ASSIGNMENT: From the first line to the last, copy the listing exactly and omit the pictures.

SOURCE RECORDS START

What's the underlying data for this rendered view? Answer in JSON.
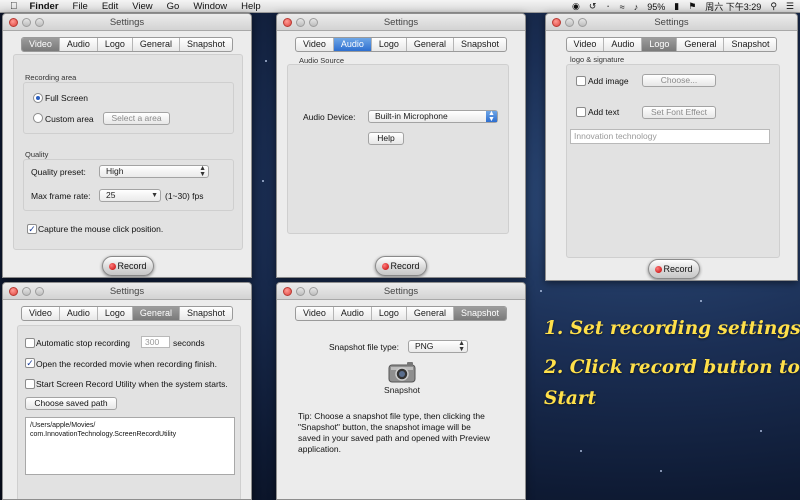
{
  "menubar": {
    "items": [
      "Finder",
      "File",
      "Edit",
      "View",
      "Go",
      "Window",
      "Help"
    ],
    "battery": "95%",
    "clock": "周六 下午3:29"
  },
  "windows": {
    "video": {
      "title": "Settings",
      "tabs": [
        "Video",
        "Audio",
        "Logo",
        "General",
        "Snapshot"
      ],
      "selected_tab": "Video",
      "recording_area_label": "Recording area",
      "full_screen_label": "Full Screen",
      "full_screen_selected": true,
      "custom_area_label": "Custom area",
      "select_area_button": "Select a area",
      "quality_label": "Quality",
      "quality_preset_label": "Quality preset:",
      "quality_preset_value": "High",
      "max_frame_rate_label": "Max frame rate:",
      "max_frame_rate_value": "25",
      "frame_rate_hint": "(1~30) fps",
      "capture_click_label": "Capture the mouse click position.",
      "capture_click_checked": true,
      "record_button": "Record"
    },
    "audio": {
      "title": "Settings",
      "tabs": [
        "Video",
        "Audio",
        "Logo",
        "General",
        "Snapshot"
      ],
      "selected_tab": "Audio",
      "audio_source_label": "Audio Source",
      "audio_device_label": "Audio Device:",
      "audio_device_value": "Built-in Microphone",
      "help_button": "Help",
      "record_button": "Record"
    },
    "logo": {
      "title": "Settings",
      "tabs": [
        "Video",
        "Audio",
        "Logo",
        "General",
        "Snapshot"
      ],
      "selected_tab": "Logo",
      "logo_signature_label": "logo & signature",
      "add_image_label": "Add image",
      "choose_button": "Choose...",
      "add_text_label": "Add text",
      "font_effect_button": "Set Font Effect",
      "text_placeholder": "Innovation technology",
      "record_button": "Record"
    },
    "general": {
      "title": "Settings",
      "tabs": [
        "Video",
        "Audio",
        "Logo",
        "General",
        "Snapshot"
      ],
      "selected_tab": "General",
      "auto_stop_label": "Automatic stop recording",
      "auto_stop_checked": false,
      "auto_stop_value": "300",
      "seconds_label": "seconds",
      "open_movie_label": "Open the recorded movie when recording finish.",
      "open_movie_checked": true,
      "start_utility_label": "Start Screen Record Utility when the system starts.",
      "start_utility_checked": false,
      "choose_path_button": "Choose saved path",
      "saved_path_lines": [
        "/Users/apple/Movies/",
        "com.InnovationTechnology.ScreenRecordUtility"
      ]
    },
    "snapshot": {
      "title": "Settings",
      "tabs": [
        "Video",
        "Audio",
        "Logo",
        "General",
        "Snapshot"
      ],
      "selected_tab": "Snapshot",
      "file_type_label": "Snapshot file type:",
      "file_type_value": "PNG",
      "snapshot_button_label": "Snapshot",
      "tip_lines": [
        "Tip: Choose a snapshot file type, then clicking the",
        "\"Snapshot\" button, the snapshot image will be",
        "saved in your saved path and opened with Preview",
        "application."
      ]
    }
  },
  "promo": {
    "line1": "1. Set recording settings",
    "line2": "2. Click record button to",
    "line3": "Start",
    "color": "#ffe04a"
  },
  "colors": {
    "tab_selected_blue": "#2e6fd0",
    "tab_selected_gray": "#7a7a7a",
    "record_dot": "#c00000"
  }
}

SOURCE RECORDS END

EXERCISE RESPONSE:
What's the underlying data for this rendered view? Answer in JSON.
{
  "menubar": {
    "items": [
      "Finder",
      "File",
      "Edit",
      "View",
      "Go",
      "Window",
      "Help"
    ],
    "battery": "95%",
    "clock": "周六 下午3:29"
  },
  "windows": {
    "video": {
      "title": "Settings",
      "tabs": [
        "Video",
        "Audio",
        "Logo",
        "General",
        "Snapshot"
      ],
      "selected_tab": "Video",
      "recording_area_label": "Recording area",
      "full_screen_label": "Full Screen",
      "full_screen_selected": true,
      "custom_area_label": "Custom area",
      "select_area_button": "Select a area",
      "quality_label": "Quality",
      "quality_preset_label": "Quality preset:",
      "quality_preset_value": "High",
      "max_frame_rate_label": "Max frame rate:",
      "max_frame_rate_value": "25",
      "frame_rate_hint": "(1~30) fps",
      "capture_click_label": "Capture the mouse click position.",
      "capture_click_checked": true,
      "record_button": "Record"
    },
    "audio": {
      "title": "Settings",
      "tabs": [
        "Video",
        "Audio",
        "Logo",
        "General",
        "Snapshot"
      ],
      "selected_tab": "Audio",
      "audio_source_label": "Audio Source",
      "audio_device_label": "Audio Device:",
      "audio_device_value": "Built-in Microphone",
      "help_button": "Help",
      "record_button": "Record"
    },
    "logo": {
      "title": "Settings",
      "tabs": [
        "Video",
        "Audio",
        "Logo",
        "General",
        "Snapshot"
      ],
      "selected_tab": "Logo",
      "logo_signature_label": "logo & signature",
      "add_image_label": "Add image",
      "choose_button": "Choose...",
      "add_text_label": "Add text",
      "font_effect_button": "Set Font Effect",
      "text_placeholder": "Innovation technology",
      "record_button": "Record"
    },
    "general": {
      "title": "Settings",
      "tabs": [
        "Video",
        "Audio",
        "Logo",
        "General",
        "Snapshot"
      ],
      "selected_tab": "General",
      "auto_stop_label": "Automatic stop recording",
      "auto_stop_checked": false,
      "auto_stop_value": "300",
      "seconds_label": "seconds",
      "open_movie_label": "Open the recorded movie when recording finish.",
      "open_movie_checked": true,
      "start_utility_label": "Start Screen Record Utility when the system starts.",
      "start_utility_checked": false,
      "choose_path_button": "Choose saved path",
      "saved_path_lines": [
        "/Users/apple/Movies/",
        "com.InnovationTechnology.ScreenRecordUtility"
      ]
    },
    "snapshot": {
      "title": "Settings",
      "tabs": [
        "Video",
        "Audio",
        "Logo",
        "General",
        "Snapshot"
      ],
      "selected_tab": "Snapshot",
      "file_type_label": "Snapshot file type:",
      "file_type_value": "PNG",
      "snapshot_button_label": "Snapshot",
      "tip_lines": [
        "Tip: Choose a snapshot file type, then clicking the",
        "\"Snapshot\" button, the snapshot image will be",
        "saved in your saved path and opened with Preview",
        "application."
      ]
    }
  },
  "promo": {
    "line1": "1. Set recording settings",
    "line2": "2. Click record button to",
    "line3": "Start",
    "color": "#ffe04a"
  },
  "colors": {
    "tab_selected_blue": "#2e6fd0",
    "tab_selected_gray": "#7a7a7a",
    "record_dot": "#c00000"
  }
}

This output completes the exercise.